© The Royal Society
Thomas Young (1773-1829), physician and scientist established the principle of interference of light and he was also an Egyptologist who helped decipher the Rosetta Stone. In 1802 he was elected a Fellow of the Royal Society.
In 1818 he was appointed Secretary of the Board of Longitude. Following the poor reputation that the Almanac (The Nautical Almanac and Astronomical Ephemeris (NA & AE)) had rightly gained, he was appointed as Superintendent of the Nautical Almanac, the first appointment of a Superintendent. In 1828, when the Board was abolished, the Almanac came directly under the Board of the Admiralty, and Young continued as Superintendent and scientific adviser to the Admiralty.

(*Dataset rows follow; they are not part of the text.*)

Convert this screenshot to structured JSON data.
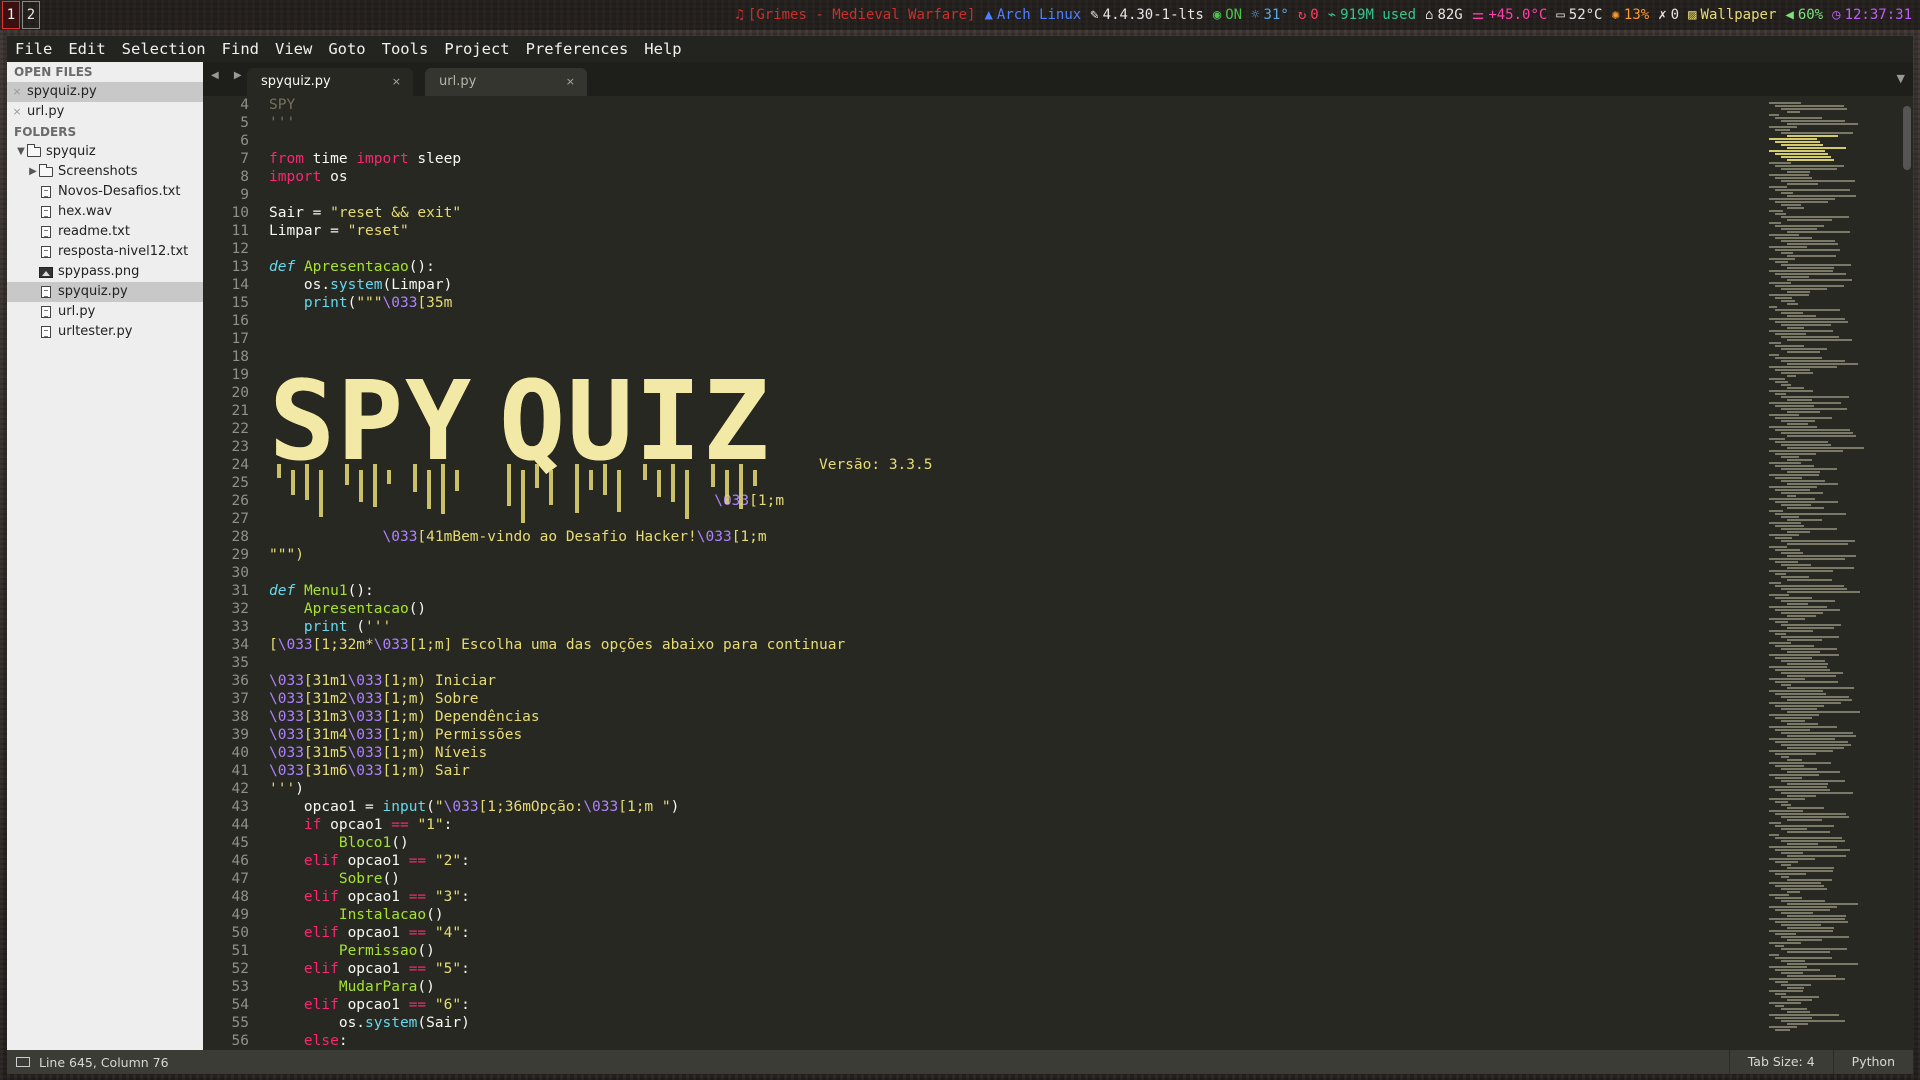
{
  "workspaces": [
    "1",
    "2"
  ],
  "status_bar": [
    {
      "icon": "music-icon",
      "glyph": "♫",
      "text": "[Grimes - Medieval Warfare]",
      "color": "#c9302c"
    },
    {
      "icon": "arch-logo-icon",
      "glyph": "▲",
      "text": "Arch Linux",
      "color": "#4d7fff"
    },
    {
      "icon": "wrench-icon",
      "glyph": "✎",
      "text": "4.4.30-1-lts",
      "color": "#e6e6e6"
    },
    {
      "icon": "globe-icon",
      "glyph": "◉",
      "text": "ON",
      "color": "#4cc34c"
    },
    {
      "icon": "weather-icon",
      "glyph": "☼",
      "text": "31°",
      "color": "#5aa7e0"
    },
    {
      "icon": "updates-icon",
      "glyph": "↻",
      "text": "0",
      "color": "#ff3f5f"
    },
    {
      "icon": "memory-icon",
      "glyph": "⌁",
      "text": "919M used",
      "color": "#35c68a"
    },
    {
      "icon": "home-icon",
      "glyph": "⌂",
      "text": "82G",
      "color": "#e6e6e6"
    },
    {
      "icon": "thermometer-icon",
      "glyph": "⚌",
      "text": "+45.0°C",
      "color": "#ff3fa9"
    },
    {
      "icon": "monitor-icon",
      "glyph": "▭",
      "text": "52°C",
      "color": "#e6e6e6"
    },
    {
      "icon": "cpu-icon",
      "glyph": "✺",
      "text": "13%",
      "color": "#ff9a2e"
    },
    {
      "icon": "trash-icon",
      "glyph": "✗",
      "text": "0",
      "color": "#e6e6e6"
    },
    {
      "icon": "wallpaper-icon",
      "glyph": "▨",
      "text": "Wallpaper",
      "color": "#e6db74"
    },
    {
      "icon": "volume-icon",
      "glyph": "◀",
      "text": "60%",
      "color": "#7ee07e"
    },
    {
      "icon": "clock-icon",
      "glyph": "◷",
      "text": "12:37:31",
      "color": "#c05ef5"
    }
  ],
  "menu": [
    "File",
    "Edit",
    "Selection",
    "Find",
    "View",
    "Goto",
    "Tools",
    "Project",
    "Preferences",
    "Help"
  ],
  "sidebar": {
    "open_files_label": "OPEN FILES",
    "open_files": [
      {
        "name": "spyquiz.py",
        "selected": true
      },
      {
        "name": "url.py",
        "selected": false
      }
    ],
    "folders_label": "FOLDERS",
    "root_folder": "spyquiz",
    "items": [
      {
        "name": "Screenshots",
        "type": "folder",
        "selected": false
      },
      {
        "name": "Novos-Desafios.txt",
        "type": "file",
        "selected": false
      },
      {
        "name": "hex.wav",
        "type": "file",
        "selected": false
      },
      {
        "name": "readme.txt",
        "type": "file",
        "selected": false
      },
      {
        "name": "resposta-nivel12.txt",
        "type": "file",
        "selected": false
      },
      {
        "name": "spypass.png",
        "type": "image",
        "selected": false
      },
      {
        "name": "spyquiz.py",
        "type": "file",
        "selected": true
      },
      {
        "name": "url.py",
        "type": "file",
        "selected": false
      },
      {
        "name": "urltester.py",
        "type": "file",
        "selected": false
      }
    ]
  },
  "tabs": [
    {
      "label": "spyquiz.py",
      "close": "×",
      "active": true
    },
    {
      "label": "url.py",
      "close": "×",
      "active": false
    }
  ],
  "tab_nav": "◀ ▶",
  "tab_menu": "▼",
  "ascii_art": {
    "text": "SPY QUIZ",
    "color": "#f3e9a6"
  },
  "code_lines": [
    {
      "n": 4,
      "tokens": [
        [
          "cm",
          "SPY"
        ]
      ]
    },
    {
      "n": 5,
      "tokens": [
        [
          "cm",
          "'''"
        ]
      ]
    },
    {
      "n": 6,
      "tokens": []
    },
    {
      "n": 7,
      "tokens": [
        [
          "kw",
          "from"
        ],
        [
          "plain",
          " time "
        ],
        [
          "kw",
          "import"
        ],
        [
          "plain",
          " sleep"
        ]
      ]
    },
    {
      "n": 8,
      "tokens": [
        [
          "kw",
          "import"
        ],
        [
          "plain",
          " os"
        ]
      ]
    },
    {
      "n": 9,
      "tokens": []
    },
    {
      "n": 10,
      "tokens": [
        [
          "plain",
          "Sair = "
        ],
        [
          "str",
          "\"reset && exit\""
        ]
      ]
    },
    {
      "n": 11,
      "tokens": [
        [
          "plain",
          "Limpar = "
        ],
        [
          "str",
          "\"reset\""
        ]
      ]
    },
    {
      "n": 12,
      "tokens": []
    },
    {
      "n": 13,
      "tokens": [
        [
          "def",
          "def"
        ],
        [
          "plain",
          " "
        ],
        [
          "fn",
          "Apresentacao"
        ],
        [
          "plain",
          "():"
        ]
      ]
    },
    {
      "n": 14,
      "tokens": [
        [
          "plain",
          "    os."
        ],
        [
          "bi",
          "system"
        ],
        [
          "plain",
          "(Limpar)"
        ]
      ]
    },
    {
      "n": 15,
      "tokens": [
        [
          "plain",
          "    "
        ],
        [
          "bi",
          "print"
        ],
        [
          "plain",
          "("
        ],
        [
          "str",
          "\"\"\""
        ],
        [
          "esc",
          "\\033"
        ],
        [
          "str",
          "[35m"
        ]
      ]
    },
    {
      "n": 16,
      "tokens": []
    },
    {
      "n": 17,
      "tokens": []
    },
    {
      "n": 18,
      "tokens": []
    },
    {
      "n": 19,
      "tokens": []
    },
    {
      "n": 20,
      "tokens": []
    },
    {
      "n": 21,
      "tokens": []
    },
    {
      "n": 22,
      "tokens": []
    },
    {
      "n": 23,
      "tokens": []
    },
    {
      "n": 24,
      "tokens": [
        [
          "plain",
          "                                                               "
        ],
        [
          "str",
          "Versão: 3.3.5"
        ]
      ]
    },
    {
      "n": 25,
      "tokens": []
    },
    {
      "n": 26,
      "tokens": [
        [
          "plain",
          "                                                   "
        ],
        [
          "esc",
          "\\033"
        ],
        [
          "str",
          "[1;m"
        ]
      ]
    },
    {
      "n": 27,
      "tokens": []
    },
    {
      "n": 28,
      "tokens": [
        [
          "plain",
          "             "
        ],
        [
          "esc",
          "\\033"
        ],
        [
          "str",
          "[41mBem-vindo ao Desafio Hacker!"
        ],
        [
          "esc",
          "\\033"
        ],
        [
          "str",
          "[1;m"
        ]
      ]
    },
    {
      "n": 29,
      "tokens": [
        [
          "str",
          "\"\"\")"
        ]
      ]
    },
    {
      "n": 30,
      "tokens": []
    },
    {
      "n": 31,
      "tokens": [
        [
          "def",
          "def"
        ],
        [
          "plain",
          " "
        ],
        [
          "fn",
          "Menu1"
        ],
        [
          "plain",
          "():"
        ]
      ]
    },
    {
      "n": 32,
      "tokens": [
        [
          "plain",
          "    "
        ],
        [
          "fn",
          "Apresentacao"
        ],
        [
          "plain",
          "()"
        ]
      ]
    },
    {
      "n": 33,
      "tokens": [
        [
          "plain",
          "    "
        ],
        [
          "bi",
          "print"
        ],
        [
          "plain",
          " ("
        ],
        [
          "str",
          "'''"
        ]
      ]
    },
    {
      "n": 34,
      "tokens": [
        [
          "str",
          "["
        ],
        [
          "esc",
          "\\033"
        ],
        [
          "str",
          "[1;32m*"
        ],
        [
          "esc",
          "\\033"
        ],
        [
          "str",
          "[1;m] Escolha uma das opções abaixo para continuar"
        ]
      ]
    },
    {
      "n": 35,
      "tokens": []
    },
    {
      "n": 36,
      "tokens": [
        [
          "esc",
          "\\033"
        ],
        [
          "str",
          "[31m1"
        ],
        [
          "esc",
          "\\033"
        ],
        [
          "str",
          "[1;m) Iniciar"
        ]
      ]
    },
    {
      "n": 37,
      "tokens": [
        [
          "esc",
          "\\033"
        ],
        [
          "str",
          "[31m2"
        ],
        [
          "esc",
          "\\033"
        ],
        [
          "str",
          "[1;m) Sobre"
        ]
      ]
    },
    {
      "n": 38,
      "tokens": [
        [
          "esc",
          "\\033"
        ],
        [
          "str",
          "[31m3"
        ],
        [
          "esc",
          "\\033"
        ],
        [
          "str",
          "[1;m) Dependências"
        ]
      ]
    },
    {
      "n": 39,
      "tokens": [
        [
          "esc",
          "\\033"
        ],
        [
          "str",
          "[31m4"
        ],
        [
          "esc",
          "\\033"
        ],
        [
          "str",
          "[1;m) Permissões"
        ]
      ]
    },
    {
      "n": 40,
      "tokens": [
        [
          "esc",
          "\\033"
        ],
        [
          "str",
          "[31m5"
        ],
        [
          "esc",
          "\\033"
        ],
        [
          "str",
          "[1;m) Níveis"
        ]
      ]
    },
    {
      "n": 41,
      "tokens": [
        [
          "esc",
          "\\033"
        ],
        [
          "str",
          "[31m6"
        ],
        [
          "esc",
          "\\033"
        ],
        [
          "str",
          "[1;m) Sair"
        ]
      ]
    },
    {
      "n": 42,
      "tokens": [
        [
          "str",
          "'''"
        ],
        [
          "plain",
          ")"
        ]
      ]
    },
    {
      "n": 43,
      "tokens": [
        [
          "plain",
          "    opcao1 = "
        ],
        [
          "bi",
          "input"
        ],
        [
          "plain",
          "("
        ],
        [
          "str",
          "\""
        ],
        [
          "esc",
          "\\033"
        ],
        [
          "str",
          "[1;36mOpção:"
        ],
        [
          "esc",
          "\\033"
        ],
        [
          "str",
          "[1;m \""
        ],
        [
          "plain",
          ")"
        ]
      ]
    },
    {
      "n": 44,
      "tokens": [
        [
          "plain",
          "    "
        ],
        [
          "kw",
          "if"
        ],
        [
          "plain",
          " opcao1 "
        ],
        [
          "kw",
          "=="
        ],
        [
          "plain",
          " "
        ],
        [
          "str",
          "\"1\""
        ],
        [
          "plain",
          ":"
        ]
      ]
    },
    {
      "n": 45,
      "tokens": [
        [
          "plain",
          "        "
        ],
        [
          "fn",
          "Bloco1"
        ],
        [
          "plain",
          "()"
        ]
      ]
    },
    {
      "n": 46,
      "tokens": [
        [
          "plain",
          "    "
        ],
        [
          "kw",
          "elif"
        ],
        [
          "plain",
          " opcao1 "
        ],
        [
          "kw",
          "=="
        ],
        [
          "plain",
          " "
        ],
        [
          "str",
          "\"2\""
        ],
        [
          "plain",
          ":"
        ]
      ]
    },
    {
      "n": 47,
      "tokens": [
        [
          "plain",
          "        "
        ],
        [
          "fn",
          "Sobre"
        ],
        [
          "plain",
          "()"
        ]
      ]
    },
    {
      "n": 48,
      "tokens": [
        [
          "plain",
          "    "
        ],
        [
          "kw",
          "elif"
        ],
        [
          "plain",
          " opcao1 "
        ],
        [
          "kw",
          "=="
        ],
        [
          "plain",
          " "
        ],
        [
          "str",
          "\"3\""
        ],
        [
          "plain",
          ":"
        ]
      ]
    },
    {
      "n": 49,
      "tokens": [
        [
          "plain",
          "        "
        ],
        [
          "fn",
          "Instalacao"
        ],
        [
          "plain",
          "()"
        ]
      ]
    },
    {
      "n": 50,
      "tokens": [
        [
          "plain",
          "    "
        ],
        [
          "kw",
          "elif"
        ],
        [
          "plain",
          " opcao1 "
        ],
        [
          "kw",
          "=="
        ],
        [
          "plain",
          " "
        ],
        [
          "str",
          "\"4\""
        ],
        [
          "plain",
          ":"
        ]
      ]
    },
    {
      "n": 51,
      "tokens": [
        [
          "plain",
          "        "
        ],
        [
          "fn",
          "Permissao"
        ],
        [
          "plain",
          "()"
        ]
      ]
    },
    {
      "n": 52,
      "tokens": [
        [
          "plain",
          "    "
        ],
        [
          "kw",
          "elif"
        ],
        [
          "plain",
          " opcao1 "
        ],
        [
          "kw",
          "=="
        ],
        [
          "plain",
          " "
        ],
        [
          "str",
          "\"5\""
        ],
        [
          "plain",
          ":"
        ]
      ]
    },
    {
      "n": 53,
      "tokens": [
        [
          "plain",
          "        "
        ],
        [
          "fn",
          "MudarPara"
        ],
        [
          "plain",
          "()"
        ]
      ]
    },
    {
      "n": 54,
      "tokens": [
        [
          "plain",
          "    "
        ],
        [
          "kw",
          "elif"
        ],
        [
          "plain",
          " opcao1 "
        ],
        [
          "kw",
          "=="
        ],
        [
          "plain",
          " "
        ],
        [
          "str",
          "\"6\""
        ],
        [
          "plain",
          ":"
        ]
      ]
    },
    {
      "n": 55,
      "tokens": [
        [
          "plain",
          "        os."
        ],
        [
          "bi",
          "system"
        ],
        [
          "plain",
          "(Sair)"
        ]
      ]
    },
    {
      "n": 56,
      "tokens": [
        [
          "plain",
          "    "
        ],
        [
          "kw",
          "else"
        ],
        [
          "plain",
          ":"
        ]
      ]
    }
  ],
  "bottom": {
    "position": "Line 645, Column 76",
    "tab_size": "Tab Size: 4",
    "syntax": "Python"
  },
  "colors": {
    "background": "#272822",
    "keyword": "#f92672",
    "string": "#e6db74",
    "function": "#a6e22e",
    "builtin": "#66d9ef",
    "escape": "#ae81ff",
    "comment": "#75715e"
  }
}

On the death of Young the superintendence of the Almanac returned to Pond who was still Astronomer Royal.